Using the entries below, copy out all lines where "Havok" is found.
Input data START
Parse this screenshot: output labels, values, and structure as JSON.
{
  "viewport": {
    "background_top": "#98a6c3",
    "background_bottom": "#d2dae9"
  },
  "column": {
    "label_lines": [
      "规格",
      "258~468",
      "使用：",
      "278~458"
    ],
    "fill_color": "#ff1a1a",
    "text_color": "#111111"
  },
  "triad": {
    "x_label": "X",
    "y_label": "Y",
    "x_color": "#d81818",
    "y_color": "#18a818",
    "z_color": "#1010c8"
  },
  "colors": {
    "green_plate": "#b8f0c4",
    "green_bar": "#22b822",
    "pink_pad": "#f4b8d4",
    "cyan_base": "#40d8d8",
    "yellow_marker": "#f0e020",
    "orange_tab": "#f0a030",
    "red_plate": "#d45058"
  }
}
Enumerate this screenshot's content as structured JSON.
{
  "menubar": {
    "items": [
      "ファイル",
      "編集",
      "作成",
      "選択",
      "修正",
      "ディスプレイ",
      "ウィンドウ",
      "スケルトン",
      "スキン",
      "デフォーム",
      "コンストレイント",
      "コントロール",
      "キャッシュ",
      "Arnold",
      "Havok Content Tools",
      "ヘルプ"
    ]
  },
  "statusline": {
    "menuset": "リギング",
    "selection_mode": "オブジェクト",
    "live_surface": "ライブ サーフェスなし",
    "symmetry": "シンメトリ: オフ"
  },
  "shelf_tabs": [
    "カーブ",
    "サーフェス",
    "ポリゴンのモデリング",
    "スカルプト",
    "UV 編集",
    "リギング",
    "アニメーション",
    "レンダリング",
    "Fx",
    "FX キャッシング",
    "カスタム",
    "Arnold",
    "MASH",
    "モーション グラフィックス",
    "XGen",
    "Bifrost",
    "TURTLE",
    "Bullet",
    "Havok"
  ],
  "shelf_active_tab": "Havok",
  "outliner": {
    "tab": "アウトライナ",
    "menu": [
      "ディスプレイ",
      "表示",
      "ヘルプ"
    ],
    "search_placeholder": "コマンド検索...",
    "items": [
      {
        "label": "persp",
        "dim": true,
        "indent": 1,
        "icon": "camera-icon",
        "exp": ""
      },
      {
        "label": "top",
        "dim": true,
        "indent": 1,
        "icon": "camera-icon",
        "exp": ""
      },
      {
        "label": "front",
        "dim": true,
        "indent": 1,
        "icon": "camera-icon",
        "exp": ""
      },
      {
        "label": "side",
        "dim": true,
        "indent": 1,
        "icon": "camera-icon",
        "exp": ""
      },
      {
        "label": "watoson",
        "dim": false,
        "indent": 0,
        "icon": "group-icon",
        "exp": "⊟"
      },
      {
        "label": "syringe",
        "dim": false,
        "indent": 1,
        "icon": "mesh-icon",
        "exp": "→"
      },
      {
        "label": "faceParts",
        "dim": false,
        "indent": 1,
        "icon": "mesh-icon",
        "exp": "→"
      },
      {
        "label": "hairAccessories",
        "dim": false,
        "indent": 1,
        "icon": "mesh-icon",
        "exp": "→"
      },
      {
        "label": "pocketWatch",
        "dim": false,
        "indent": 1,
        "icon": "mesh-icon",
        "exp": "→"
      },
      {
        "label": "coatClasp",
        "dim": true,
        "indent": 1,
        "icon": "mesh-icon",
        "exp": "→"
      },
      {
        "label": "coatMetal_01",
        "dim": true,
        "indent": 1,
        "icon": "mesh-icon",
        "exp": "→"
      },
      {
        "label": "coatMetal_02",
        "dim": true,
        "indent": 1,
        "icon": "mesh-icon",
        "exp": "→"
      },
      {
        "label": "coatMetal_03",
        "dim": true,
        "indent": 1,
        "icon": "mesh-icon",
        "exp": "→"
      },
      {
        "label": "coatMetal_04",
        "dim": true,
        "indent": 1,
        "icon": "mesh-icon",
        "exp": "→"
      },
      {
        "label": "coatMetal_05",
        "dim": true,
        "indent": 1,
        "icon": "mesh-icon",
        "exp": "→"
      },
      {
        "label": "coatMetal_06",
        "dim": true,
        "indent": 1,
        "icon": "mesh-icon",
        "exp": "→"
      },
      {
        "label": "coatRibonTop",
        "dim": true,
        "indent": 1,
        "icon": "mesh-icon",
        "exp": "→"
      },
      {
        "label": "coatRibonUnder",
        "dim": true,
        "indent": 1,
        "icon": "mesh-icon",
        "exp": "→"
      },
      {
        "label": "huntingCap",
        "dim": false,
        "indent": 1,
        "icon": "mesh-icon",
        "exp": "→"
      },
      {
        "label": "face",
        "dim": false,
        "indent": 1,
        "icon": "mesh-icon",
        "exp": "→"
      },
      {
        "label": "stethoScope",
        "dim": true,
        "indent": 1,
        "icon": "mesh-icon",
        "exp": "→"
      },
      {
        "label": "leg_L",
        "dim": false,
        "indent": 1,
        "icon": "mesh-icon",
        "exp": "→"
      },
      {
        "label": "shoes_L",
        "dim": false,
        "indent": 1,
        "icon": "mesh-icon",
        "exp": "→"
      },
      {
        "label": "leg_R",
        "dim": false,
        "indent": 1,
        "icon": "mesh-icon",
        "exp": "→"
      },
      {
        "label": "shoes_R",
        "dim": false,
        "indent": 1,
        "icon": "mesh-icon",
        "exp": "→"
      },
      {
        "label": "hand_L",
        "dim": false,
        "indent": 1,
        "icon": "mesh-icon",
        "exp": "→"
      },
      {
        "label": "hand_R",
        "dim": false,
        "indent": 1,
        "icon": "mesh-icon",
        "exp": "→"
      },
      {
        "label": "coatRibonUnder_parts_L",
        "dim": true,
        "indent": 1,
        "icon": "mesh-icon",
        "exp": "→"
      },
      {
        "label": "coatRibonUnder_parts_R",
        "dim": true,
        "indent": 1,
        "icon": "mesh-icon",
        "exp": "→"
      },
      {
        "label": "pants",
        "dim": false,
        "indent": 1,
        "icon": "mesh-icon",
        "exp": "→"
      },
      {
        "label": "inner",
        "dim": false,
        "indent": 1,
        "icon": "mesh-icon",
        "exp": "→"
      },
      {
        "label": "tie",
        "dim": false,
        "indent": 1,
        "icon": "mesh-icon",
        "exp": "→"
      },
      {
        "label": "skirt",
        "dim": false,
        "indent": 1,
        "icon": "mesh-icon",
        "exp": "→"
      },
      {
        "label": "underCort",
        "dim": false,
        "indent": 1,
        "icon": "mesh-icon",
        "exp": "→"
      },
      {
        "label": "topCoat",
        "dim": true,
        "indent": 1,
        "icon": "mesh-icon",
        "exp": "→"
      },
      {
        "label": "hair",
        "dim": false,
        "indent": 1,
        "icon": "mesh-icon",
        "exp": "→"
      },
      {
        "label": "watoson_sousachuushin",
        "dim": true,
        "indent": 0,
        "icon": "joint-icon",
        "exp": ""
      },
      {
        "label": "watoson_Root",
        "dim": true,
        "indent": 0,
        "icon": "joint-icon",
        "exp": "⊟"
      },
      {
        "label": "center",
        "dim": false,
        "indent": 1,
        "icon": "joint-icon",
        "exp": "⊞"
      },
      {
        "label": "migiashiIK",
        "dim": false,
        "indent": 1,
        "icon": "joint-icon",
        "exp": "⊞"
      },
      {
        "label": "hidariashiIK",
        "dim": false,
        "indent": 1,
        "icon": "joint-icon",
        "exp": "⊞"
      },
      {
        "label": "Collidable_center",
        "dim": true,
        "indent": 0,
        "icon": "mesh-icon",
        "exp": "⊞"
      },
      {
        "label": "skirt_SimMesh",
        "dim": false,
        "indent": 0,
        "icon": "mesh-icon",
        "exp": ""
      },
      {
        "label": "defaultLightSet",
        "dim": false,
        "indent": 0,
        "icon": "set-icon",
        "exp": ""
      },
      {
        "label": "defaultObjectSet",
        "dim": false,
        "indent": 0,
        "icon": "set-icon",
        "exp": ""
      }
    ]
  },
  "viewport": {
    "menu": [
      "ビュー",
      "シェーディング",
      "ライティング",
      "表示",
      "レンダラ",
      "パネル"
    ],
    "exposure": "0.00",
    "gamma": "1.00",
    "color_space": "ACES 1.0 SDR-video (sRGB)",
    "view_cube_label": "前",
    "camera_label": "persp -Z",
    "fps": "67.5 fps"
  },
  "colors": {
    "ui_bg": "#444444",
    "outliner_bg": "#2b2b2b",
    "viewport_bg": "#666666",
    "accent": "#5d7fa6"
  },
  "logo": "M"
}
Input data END
Your response:
      "Havok Content Tools",
    "Havok"
  "shelf_active_tab": "Havok",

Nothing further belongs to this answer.